I program weird stuff to unwind. Lately, my pet project has been a custom programming language which I’m calling “avidscript”. It's a somewhat C-style procedural language which compiles down to bytecode.

My intention is that it will execute in a stack-based virtual machine (VM) which is integrated into a game framework. In the long term, I have drawn up some specifications to develop it into a concurrent state/event-based language which will hopefully be useful for programming game AIs.

At the moment, I’m working on the low-level code generation. This is part of the compiler "back-end". The front-end parses the source code, turning it into an Intermediate Representation (IR) of the program. The back-end then turns the IR into final compiled code. In this case, bytecode for a custom VM.

However, it could equally be native machine code. I found the bytecode representation of simple loops quite interesting, particularly from an optimisation standpoint, so I thought I’d share my findings here.

‘while’ loops

This is a very common loop in C-style languages. From a programmer’s point-of-view, it is perhaps the simplest. In source code, it typically looks something like this:

while (c)
{
    // statements to repeat...
}

It's fairly easy to understand: while some condition c is true, keep repeating the list of statements. Compiling this down to bytecode results in pseudo-assembly language something like this:

PUSHVAR [address of variable c]
JUMPIFZERO [loop end]
[instructions to repeat]
JUMP[loop start]

This looks fairly simple. First, you push the value of the condition variable onto the stack (or otherwise evaluate whatever other condition you might have). Then if that condition is false, you jump execution to the first bytecode location immediately following the loop body. Otherwise, carry on and execute the loop body. Finally, jump back to the start of the whole structure again, where you’ll push c back onto the stack to re-evaluate it.

Generating the code for this is actually a little harder than it looks. Until you generate the code for the loop body, you don’t necessarily know how much space it will take up. As a result, when you generate the “JUMPIFZERO” command, you actually have to leave the destination address empty. After you’ve finished generating all the code for the whole structure, you go back and populate it with whatever bytecode address will be executed next.

‘do-while’ loops

I find that this kind of loop tends to be used less often now. I’m not sure why, although perhaps because it intuitively seems less applicable and/or more complicated than a ‘while’ loop:

do
{
    // statements to repeat...
}
while (c);

At first, I expected it would be at least as complex in bytecode as the ‘while’ loop. In actual fact, it is simpler:

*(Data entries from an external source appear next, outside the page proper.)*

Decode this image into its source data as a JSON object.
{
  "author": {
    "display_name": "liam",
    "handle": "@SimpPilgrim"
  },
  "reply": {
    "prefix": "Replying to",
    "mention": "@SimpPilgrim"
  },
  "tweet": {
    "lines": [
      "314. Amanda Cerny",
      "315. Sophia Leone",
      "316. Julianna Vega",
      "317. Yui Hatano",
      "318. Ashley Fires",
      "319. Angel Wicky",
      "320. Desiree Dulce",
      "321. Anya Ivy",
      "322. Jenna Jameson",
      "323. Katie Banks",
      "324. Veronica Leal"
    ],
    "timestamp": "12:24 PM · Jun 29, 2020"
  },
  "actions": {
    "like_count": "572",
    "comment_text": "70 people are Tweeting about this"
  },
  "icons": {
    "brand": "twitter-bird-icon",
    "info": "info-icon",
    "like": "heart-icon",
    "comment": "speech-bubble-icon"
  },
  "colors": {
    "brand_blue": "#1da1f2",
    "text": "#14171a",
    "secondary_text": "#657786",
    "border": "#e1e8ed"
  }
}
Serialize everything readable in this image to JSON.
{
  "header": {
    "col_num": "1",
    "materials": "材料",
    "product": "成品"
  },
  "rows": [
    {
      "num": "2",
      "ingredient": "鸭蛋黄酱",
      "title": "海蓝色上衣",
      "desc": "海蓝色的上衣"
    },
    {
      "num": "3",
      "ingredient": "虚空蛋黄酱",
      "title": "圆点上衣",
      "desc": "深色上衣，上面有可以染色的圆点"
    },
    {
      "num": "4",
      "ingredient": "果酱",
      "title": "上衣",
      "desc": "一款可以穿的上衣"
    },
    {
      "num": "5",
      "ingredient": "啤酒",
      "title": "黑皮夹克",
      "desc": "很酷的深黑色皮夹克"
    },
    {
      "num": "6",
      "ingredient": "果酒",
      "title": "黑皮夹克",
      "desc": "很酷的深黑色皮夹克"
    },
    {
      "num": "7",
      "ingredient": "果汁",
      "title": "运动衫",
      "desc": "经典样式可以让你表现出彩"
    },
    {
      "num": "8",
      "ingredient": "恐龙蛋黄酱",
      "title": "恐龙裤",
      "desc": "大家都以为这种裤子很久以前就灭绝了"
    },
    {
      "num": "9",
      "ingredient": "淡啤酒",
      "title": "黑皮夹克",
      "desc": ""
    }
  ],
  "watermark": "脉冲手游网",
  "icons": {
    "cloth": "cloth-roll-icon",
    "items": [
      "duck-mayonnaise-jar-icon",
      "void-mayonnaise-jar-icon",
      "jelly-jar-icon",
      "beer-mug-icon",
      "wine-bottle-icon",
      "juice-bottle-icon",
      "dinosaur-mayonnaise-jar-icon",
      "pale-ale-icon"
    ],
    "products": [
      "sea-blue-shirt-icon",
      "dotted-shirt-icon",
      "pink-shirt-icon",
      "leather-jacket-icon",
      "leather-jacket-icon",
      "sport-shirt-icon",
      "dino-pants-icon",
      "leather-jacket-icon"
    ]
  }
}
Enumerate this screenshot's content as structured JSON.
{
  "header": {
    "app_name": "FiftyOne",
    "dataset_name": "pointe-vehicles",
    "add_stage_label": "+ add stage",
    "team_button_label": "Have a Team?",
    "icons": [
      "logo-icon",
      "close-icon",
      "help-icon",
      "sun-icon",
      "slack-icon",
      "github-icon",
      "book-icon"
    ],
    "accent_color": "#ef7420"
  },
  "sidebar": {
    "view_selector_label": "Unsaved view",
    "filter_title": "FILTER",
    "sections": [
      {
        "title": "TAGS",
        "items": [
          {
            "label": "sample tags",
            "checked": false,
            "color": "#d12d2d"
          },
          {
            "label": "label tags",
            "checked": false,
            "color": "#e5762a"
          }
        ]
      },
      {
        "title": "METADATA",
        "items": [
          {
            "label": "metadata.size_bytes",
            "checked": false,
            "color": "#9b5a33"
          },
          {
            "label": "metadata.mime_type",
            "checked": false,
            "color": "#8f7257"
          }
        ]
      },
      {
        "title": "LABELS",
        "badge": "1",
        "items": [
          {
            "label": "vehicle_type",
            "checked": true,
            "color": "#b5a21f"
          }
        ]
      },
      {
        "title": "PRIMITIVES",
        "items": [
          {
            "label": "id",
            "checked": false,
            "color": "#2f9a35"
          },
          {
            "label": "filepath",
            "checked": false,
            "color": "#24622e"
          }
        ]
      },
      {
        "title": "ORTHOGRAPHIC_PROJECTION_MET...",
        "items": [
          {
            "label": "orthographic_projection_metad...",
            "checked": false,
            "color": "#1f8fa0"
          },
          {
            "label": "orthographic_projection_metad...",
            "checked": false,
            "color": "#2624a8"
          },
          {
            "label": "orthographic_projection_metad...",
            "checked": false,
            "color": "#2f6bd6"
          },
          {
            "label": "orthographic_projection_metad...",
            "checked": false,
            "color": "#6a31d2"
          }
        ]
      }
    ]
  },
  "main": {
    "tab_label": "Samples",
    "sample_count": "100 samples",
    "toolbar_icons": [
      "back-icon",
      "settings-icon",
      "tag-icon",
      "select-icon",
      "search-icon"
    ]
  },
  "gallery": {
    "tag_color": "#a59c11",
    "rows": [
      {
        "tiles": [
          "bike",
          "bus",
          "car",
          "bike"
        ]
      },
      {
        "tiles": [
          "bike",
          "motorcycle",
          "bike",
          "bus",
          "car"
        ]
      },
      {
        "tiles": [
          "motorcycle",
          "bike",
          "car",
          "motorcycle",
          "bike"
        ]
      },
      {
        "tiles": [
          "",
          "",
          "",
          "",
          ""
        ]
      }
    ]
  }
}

[instructions to repeat]
PUSHVAR [address of variable c]
JUMPIFNONZERO [loop start]

It’s not much of a difference, but we’ve condensed the loop mechanics by one instruction, and the more instructions you can save the better when compiling code. The other advantage is that you don’t have to go back and replace a placeholder jump instruction like we did on the ‘while’ loop. That makes the code output very slightly more efficient because it saves 3 extra file operations (i.e. move, write, move).

Revisiting ‘while’ loops

Having written the code-generator for both types of loop, I realised we could actually re-structure the ‘while’ loop a little to reduce the number of instructions on each iteration:

JUMP [condition]
[instructions to repeat]
PUSHVAR [address of variable c]
JUMPIFNONZERO [loop start]

Essentially, this turns the ‘while’ loop into a ‘do-while’ loop, but the first jump skips the loop body on the first iteration. The jump at the end only jumps back to the start of the loop body. The result has the same mechanics as our existing ‘do-while’ loop, but only requires a single instruction to evaluate the condition and to jump if necessary.

Does it matter?

From a practical standpoint, you might wonder why there’s a difference worth caring about. The difference is that any processor or virtual machine requires some kind of fetch-execute cycle. That is, it fetches an instruction and then executes it.

With processor speeds as fast as they are, you will usually find that the fetch step is considerably slower than the execute step. As such, the fewer fetches we can do the better, within reason. The instruction set still needs to have a reasonably concise specification otherwise the decode lookup in the fetch step could become too cumbersome.

Beyond that, I would also argue that it’s essential that tools such as compilers stay as efficient as possible. Many programmers are not efficiency-conscious, or they just don’t have the time or manpower to optimise their code. This is why so much work goes into the ‘middle-end’ of compilers, which find ways of optimising source code automatically.

If you have ever worked on a computationally-intensive program, you may have noticed that a debug build usually runs much slower than a release build. This is partly because optimisations are usually disabled in debug configurations.